I liked the moments with Astoria. I thought it was interesting to see more of her childish side. I thought you captured typical teen girls fairly well as well. More to the point, Isobel made a very valid point. I think that it was really striking to hear her say it. It brings a lot of light to what individuals who supported Voldemort must have been experiencing post war. This includes Draco obviously. They are all scarred in their own way, had their own demons to fight after their horrible decisions.
Very quickly I wanted to mention Luna. Such a lovely job you've done with her. I could literally 'hear' her accent with her dialogue. It all seemed very her and only she'd put a stop to that display. Very well done.
Really great chapter here. You've really dove into some really great topics and explored them with expertise. You've made this a very complex story with complex and interesting characters. I like how you're making it so clear how many families were hurt and how that hurt doesn't quite go away . You can really feel this story if you know what I mean. Thank you so much for re-requesting!!
Author's Response: Hi! So glad that you're enjoying the story! And please, don't ever apologize. The fact that you offer your time to help authors grow and improve is awesome!
You pretty much hit all of my thoughts exactly. I expect that there were some pretty big social shifts after the war. Anyone from the "old families" who didn't end up in Azkaban would have been viewed with a lot of suspicion and possibly even overt anger by the survivors who were terrorized by the Death Eaters. On the flip side, Draco's presence at Hogwarts would have seemed like a slap in the face to everyone who fought in the battle or lost a loved one. It's a very emotionally charged situation.
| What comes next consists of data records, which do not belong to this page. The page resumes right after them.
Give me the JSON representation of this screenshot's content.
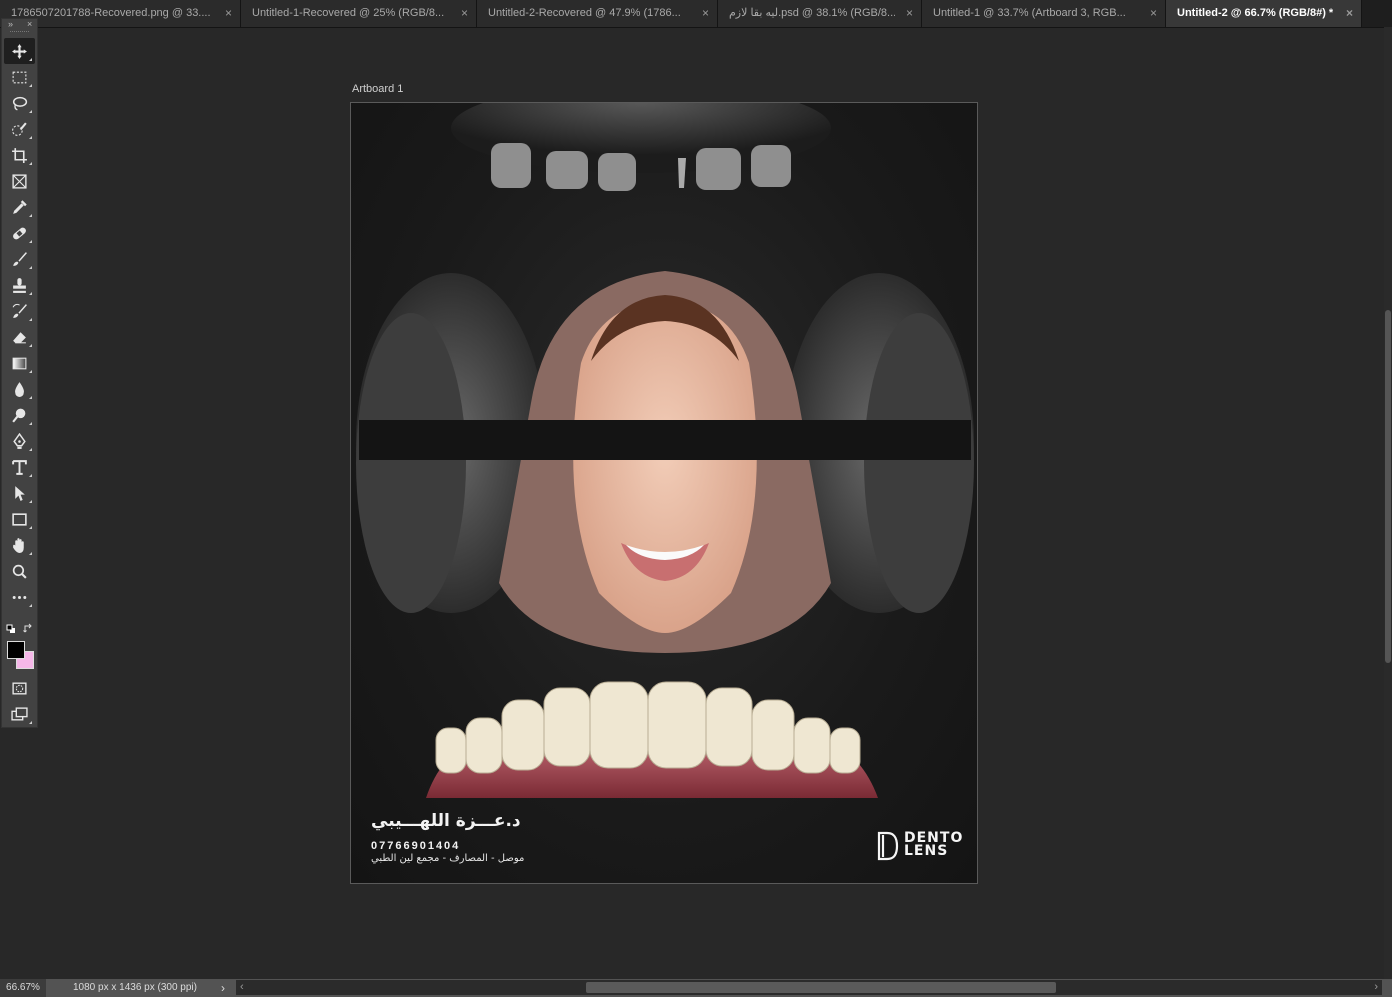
{
  "tabs": [
    {
      "label": "1786507201788-Recovered.png @ 33....",
      "active": false
    },
    {
      "label": "Untitled-1-Recovered @ 25% (RGB/8...",
      "active": false
    },
    {
      "label": "Untitled-2-Recovered @ 47.9% (1786...",
      "active": false
    },
    {
      "label": "ليه بقا لازم.psd @ 38.1% (RGB/8...",
      "active": false
    },
    {
      "label": "Untitled-1 @ 33.7% (Artboard 3, RGB...",
      "active": false
    },
    {
      "label": "Untitled-2 @ 66.7% (RGB/8#) *",
      "active": true
    }
  ],
  "tab_close_glyph": "×",
  "toolbar": {
    "collapse_glyph": "»",
    "close_glyph": "×",
    "tools": [
      {
        "name": "move-tool",
        "icon": "move-icon",
        "active": true
      },
      {
        "name": "marquee-tool",
        "icon": "rectangular-marquee-icon"
      },
      {
        "name": "lasso-tool",
        "icon": "lasso-icon"
      },
      {
        "name": "quick-selection-tool",
        "icon": "quick-selection-icon"
      },
      {
        "name": "crop-tool",
        "icon": "crop-icon"
      },
      {
        "name": "frame-tool",
        "icon": "frame-icon"
      },
      {
        "name": "eyedropper-tool",
        "icon": "eyedropper-icon"
      },
      {
        "name": "healing-brush-tool",
        "icon": "bandage-icon"
      },
      {
        "name": "brush-tool",
        "icon": "brush-icon"
      },
      {
        "name": "clone-stamp-tool",
        "icon": "stamp-icon"
      },
      {
        "name": "history-brush-tool",
        "icon": "history-brush-icon"
      },
      {
        "name": "eraser-tool",
        "icon": "eraser-icon"
      },
      {
        "name": "gradient-tool",
        "icon": "gradient-icon"
      },
      {
        "name": "blur-tool",
        "icon": "drop-icon"
      },
      {
        "name": "dodge-tool",
        "icon": "dodge-icon"
      },
      {
        "name": "pen-tool",
        "icon": "pen-icon"
      },
      {
        "name": "type-tool",
        "icon": "type-icon"
      },
      {
        "name": "path-selection-tool",
        "icon": "arrow-pointer-icon"
      },
      {
        "name": "rectangle-tool",
        "icon": "rectangle-icon"
      },
      {
        "name": "hand-tool",
        "icon": "hand-icon"
      },
      {
        "name": "zoom-tool",
        "icon": "magnifier-icon"
      },
      {
        "name": "edit-toolbar",
        "icon": "ellipsis-icon"
      }
    ],
    "foreground_color": "#000000",
    "background_color": "#f5b7e8"
  },
  "artboard": {
    "label": "Artboard 1",
    "doctor_name": "د.عـــزة اللهـــيبي",
    "phone": "07766901404",
    "address": "موصل - المصارف - مجمع لين الطبي",
    "logo_line1": "DENTO",
    "logo_line2": "LENS"
  },
  "status": {
    "zoom": "66.67%",
    "doc_info": "1080 px x 1436 px (300 ppi)",
    "arrow": "›"
  },
  "hscroll": {
    "left": "‹",
    "right": "›"
  }
}
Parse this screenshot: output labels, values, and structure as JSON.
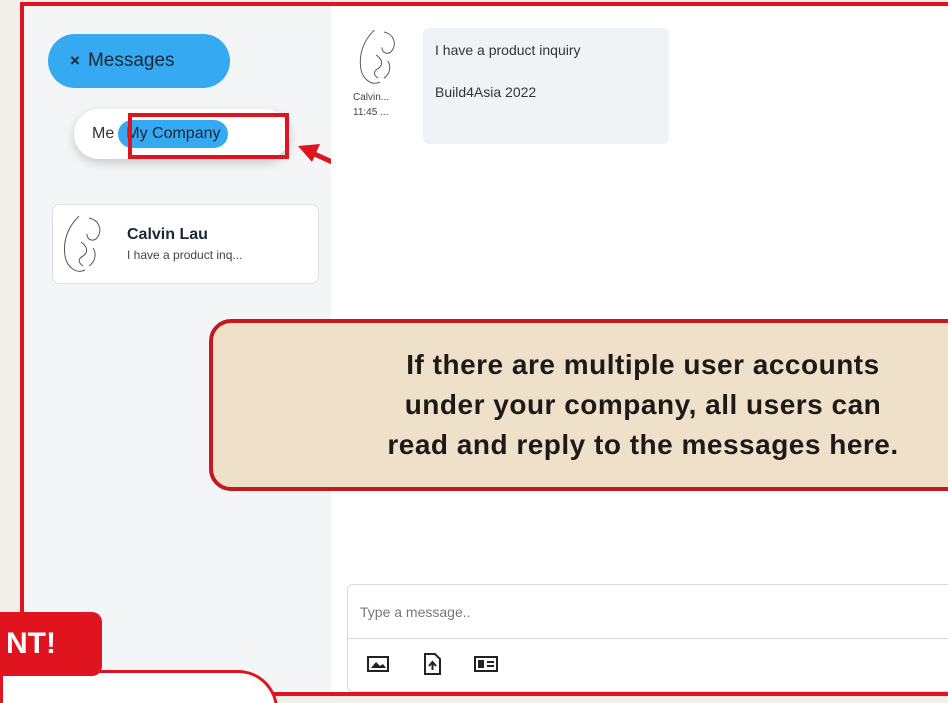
{
  "sidebar": {
    "messages_button": {
      "icon": "close-icon",
      "icon_glyph": "×",
      "label": "Messages"
    },
    "filter_toggle": {
      "option_me": "Me",
      "option_company": "My Company",
      "selected": "My Company"
    },
    "conversations": [
      {
        "name": "Calvin Lau",
        "preview": "I have a product inq..."
      }
    ]
  },
  "chat": {
    "message": {
      "sender_short": "Calvin...",
      "time_short": "11:45 ...",
      "text_line1": "I have a product inquiry",
      "text_line2": "Build4Asia 2022"
    },
    "composer": {
      "placeholder": "Type a message..",
      "tools": [
        "image-icon",
        "file-upload-icon",
        "contact-card-icon"
      ]
    }
  },
  "annotation": {
    "callout_line1": "If there are multiple user accounts",
    "callout_line2": "under your company, all users can",
    "callout_line3": "read and reply to the messages here.",
    "important_tag": "NT!"
  },
  "colors": {
    "accent_blue": "#35a9f2",
    "annotation_red": "#e0141e",
    "callout_bg": "#eee0c9"
  }
}
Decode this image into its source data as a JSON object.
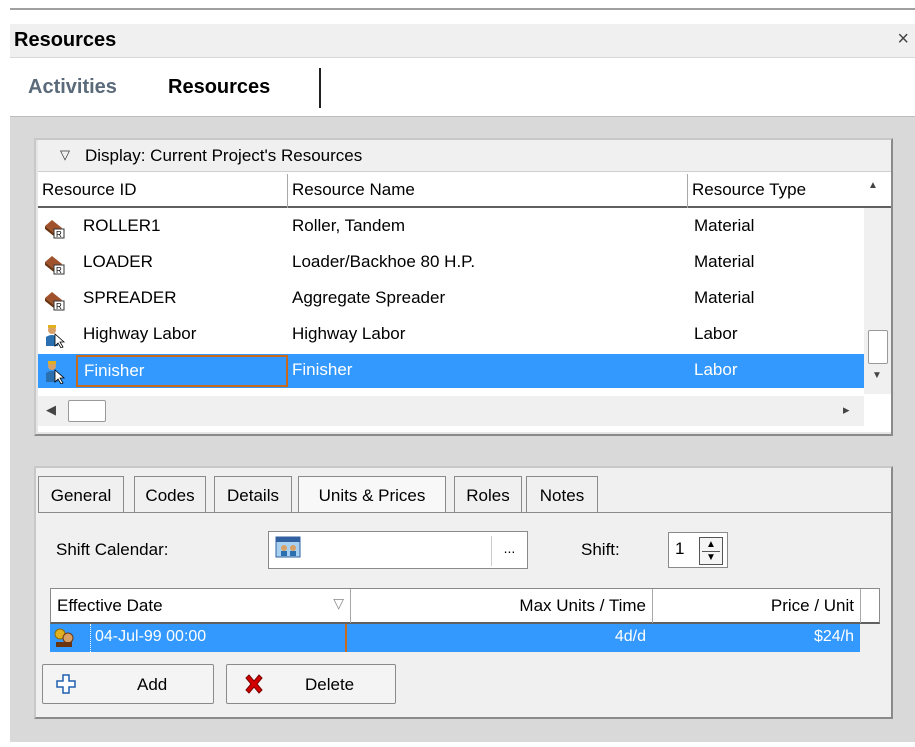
{
  "panel": {
    "title": "Resources",
    "close_glyph": "×"
  },
  "top_tabs": [
    {
      "label": "Activities",
      "active": false
    },
    {
      "label": "Resources",
      "active": true
    }
  ],
  "resources": {
    "display_label": "Display: Current Project's Resources",
    "columns": [
      "Resource ID",
      "Resource Name",
      "Resource Type"
    ],
    "rows": [
      {
        "id": "ROLLER1",
        "name": "Roller, Tandem",
        "type": "Material",
        "icon": "material-resource-icon",
        "selected": false
      },
      {
        "id": "LOADER",
        "name": "Loader/Backhoe 80 H.P.",
        "type": "Material",
        "icon": "material-resource-icon",
        "selected": false
      },
      {
        "id": "SPREADER",
        "name": "Aggregate Spreader",
        "type": "Material",
        "icon": "material-resource-icon",
        "selected": false
      },
      {
        "id": "Highway Labor",
        "name": "Highway Labor",
        "type": "Labor",
        "icon": "labor-resource-icon",
        "selected": false
      },
      {
        "id": "Finisher",
        "name": "Finisher",
        "type": "Labor",
        "icon": "labor-resource-icon",
        "selected": true
      }
    ]
  },
  "detail_tabs": [
    {
      "label": "General",
      "active": false
    },
    {
      "label": "Codes",
      "active": false
    },
    {
      "label": "Details",
      "active": false
    },
    {
      "label": "Units & Prices",
      "active": true
    },
    {
      "label": "Roles",
      "active": false
    },
    {
      "label": "Notes",
      "active": false
    }
  ],
  "units_prices": {
    "shift_calendar_label": "Shift Calendar:",
    "calendar_value": "",
    "ellipsis": "...",
    "shift_label": "Shift:",
    "shift_value": "1",
    "columns": [
      "Effective Date",
      "Max Units / Time",
      "Price / Unit"
    ],
    "rows": [
      {
        "date": "04-Jul-99 00:00",
        "units": "4d/d",
        "price": "$24/h",
        "selected": true
      }
    ],
    "add_label": "Add",
    "delete_label": "Delete"
  },
  "colors": {
    "selection": "#3399ff",
    "focus_border": "#c76a1e",
    "panel_bg": "#d9d9d9",
    "delete_x": "#d40000"
  }
}
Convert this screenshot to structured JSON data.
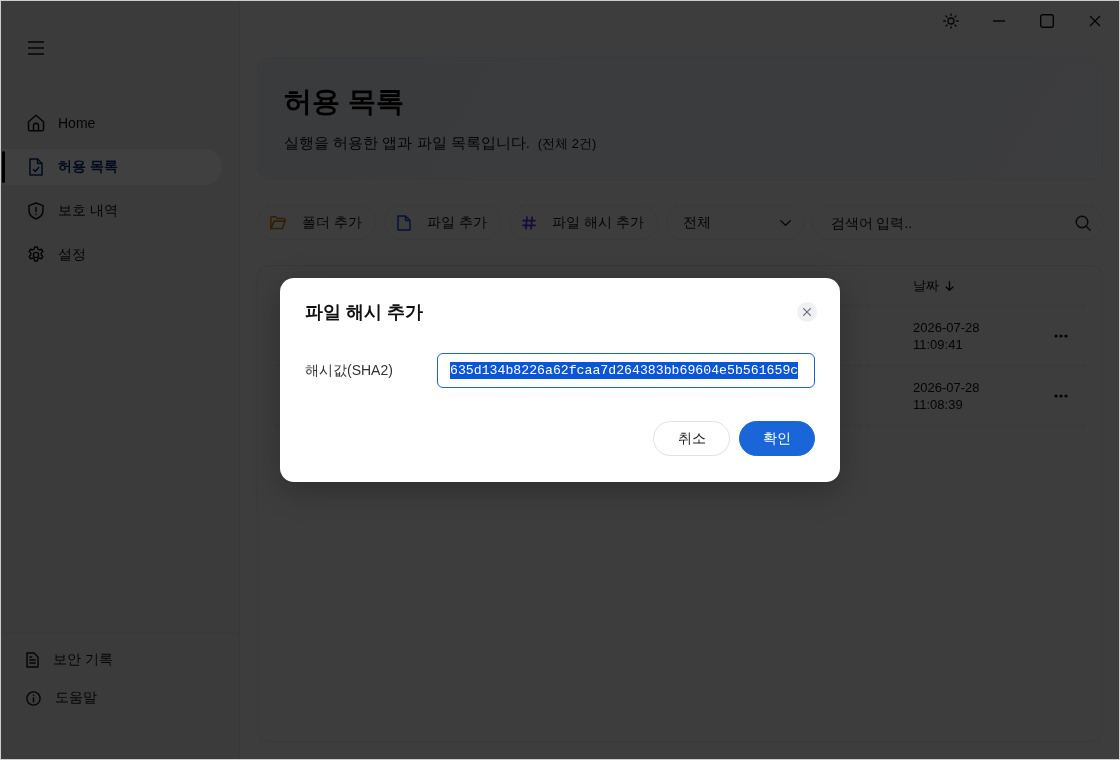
{
  "sidebar": {
    "items": [
      {
        "label": "Home",
        "selected": false
      },
      {
        "label": "허용 목록",
        "selected": true
      },
      {
        "label": "보호 내역",
        "selected": false
      },
      {
        "label": "설정",
        "selected": false
      }
    ],
    "footer_items": [
      {
        "label": "보안 기록"
      },
      {
        "label": "도움말"
      }
    ]
  },
  "page_header": {
    "title": "허용 목록",
    "subtitle": "실행을 허용한 앱과 파일 목록입니다.",
    "count": "(전체 2건)"
  },
  "toolbar": {
    "buttons": [
      {
        "label": "폴더 추가"
      },
      {
        "label": "파일 추가"
      },
      {
        "label": "파일 해시 추가"
      }
    ],
    "filter": {
      "value": "전체"
    },
    "search": {
      "placeholder": "검색어 입력.."
    }
  },
  "table": {
    "columns": [
      {
        "label": "날짜",
        "sort_descending": true
      }
    ],
    "rows": [
      {
        "date": "2026-07-28",
        "time": "11:09:41"
      },
      {
        "date": "2026-07-28",
        "time": "11:08:39"
      }
    ]
  },
  "dialog": {
    "title": "파일 해시 추가",
    "field": {
      "label": "해시값(SHA2)",
      "value": "635d134b8226a62fcaa7d264383bb69604e5b561659c",
      "focused": true,
      "text_selected": true
    },
    "buttons": [
      {
        "label": "취소",
        "kind": "secondary"
      },
      {
        "label": "확인",
        "kind": "primary"
      }
    ]
  }
}
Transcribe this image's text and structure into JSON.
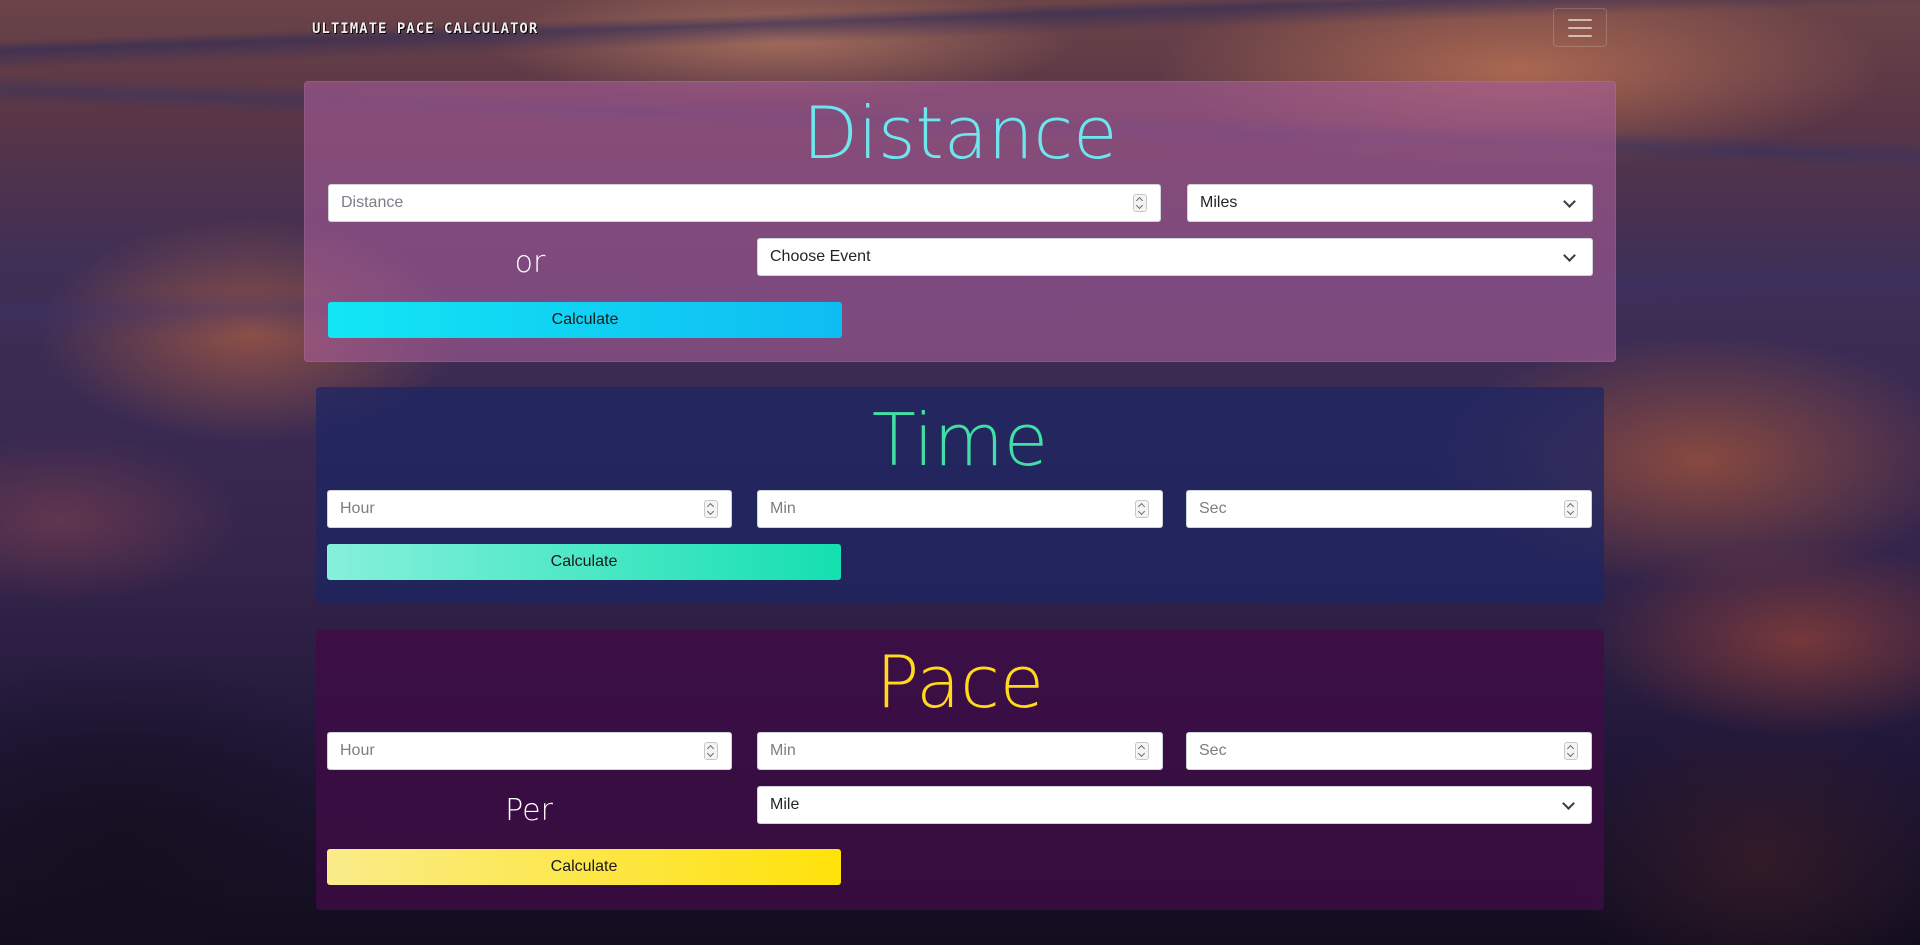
{
  "navbar": {
    "brand": "ULTIMATE PACE CALCULATOR",
    "toggle_icon": "hamburger-menu-icon"
  },
  "distance": {
    "title": "Distance",
    "distance_input": {
      "placeholder": "Distance",
      "value": ""
    },
    "unit_select": {
      "selected": "Miles"
    },
    "or_label": "or",
    "event_select": {
      "selected": "Choose Event"
    },
    "calculate_label": "Calculate",
    "colors": {
      "title": "#6fe6ee",
      "button": "#12e6f4"
    }
  },
  "time": {
    "title": "Time",
    "hour_input": {
      "placeholder": "Hour",
      "value": ""
    },
    "min_input": {
      "placeholder": "Min",
      "value": ""
    },
    "sec_input": {
      "placeholder": "Sec",
      "value": ""
    },
    "calculate_label": "Calculate",
    "colors": {
      "title": "#3fe0a6",
      "button": "#14e0b0"
    }
  },
  "pace": {
    "title": "Pace",
    "hour_input": {
      "placeholder": "Hour",
      "value": ""
    },
    "min_input": {
      "placeholder": "Min",
      "value": ""
    },
    "sec_input": {
      "placeholder": "Sec",
      "value": ""
    },
    "per_label": "Per",
    "per_select": {
      "selected": "Mile"
    },
    "calculate_label": "Calculate",
    "colors": {
      "title": "#ffd91a",
      "button": "#ffe20a"
    }
  }
}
The two Gryffindors responded harshly, but I think that's the life that everyone at the school became used to under Snape and the Carrows. I'm guessing that the Slytherins faced little to no consequences for attacking their fellow students, so it was probably "curse or be cursed" a lot of the time for the Gryffindors. That would have to be hard to move past, even after four months of Hogwarts being back to "normal", whatever that is for Hogwarts.
I argued with myself quite a bit on how to handle McGonagall. In the end, I think my biggest deciding factor was how much she personally lost that she would have blamed on Draco and his family. Draco let the Death Eaters into the castle at the end of HPB, after all. From her point of view, since she presumably didn't know about Dumbledore's master plan, Draco was directly responsible for the death of her beloved mentor and friend. Combine that with all of the other deaths and injuries and I can imagine her professional detachment slipping more than a bit. But you're right, that last bit might have been a little over the top.
I really feel like I put Astoria on too much of a pedestal in the first chapter, so I spend a lot of the next few trying to bring her back to a realistic age and level of maturity. I'm glad you thought they seemed like realistic teen girls, since I've obviously never been one myself. ;)
Whew! Writing Luna is sort of like being in love. You can't explain in words what makes Luna sound like Luna, you just know it when you read it. Again, whew!
Thank you so much for the lovely review! I really appreciate all of the thoughts and feedback!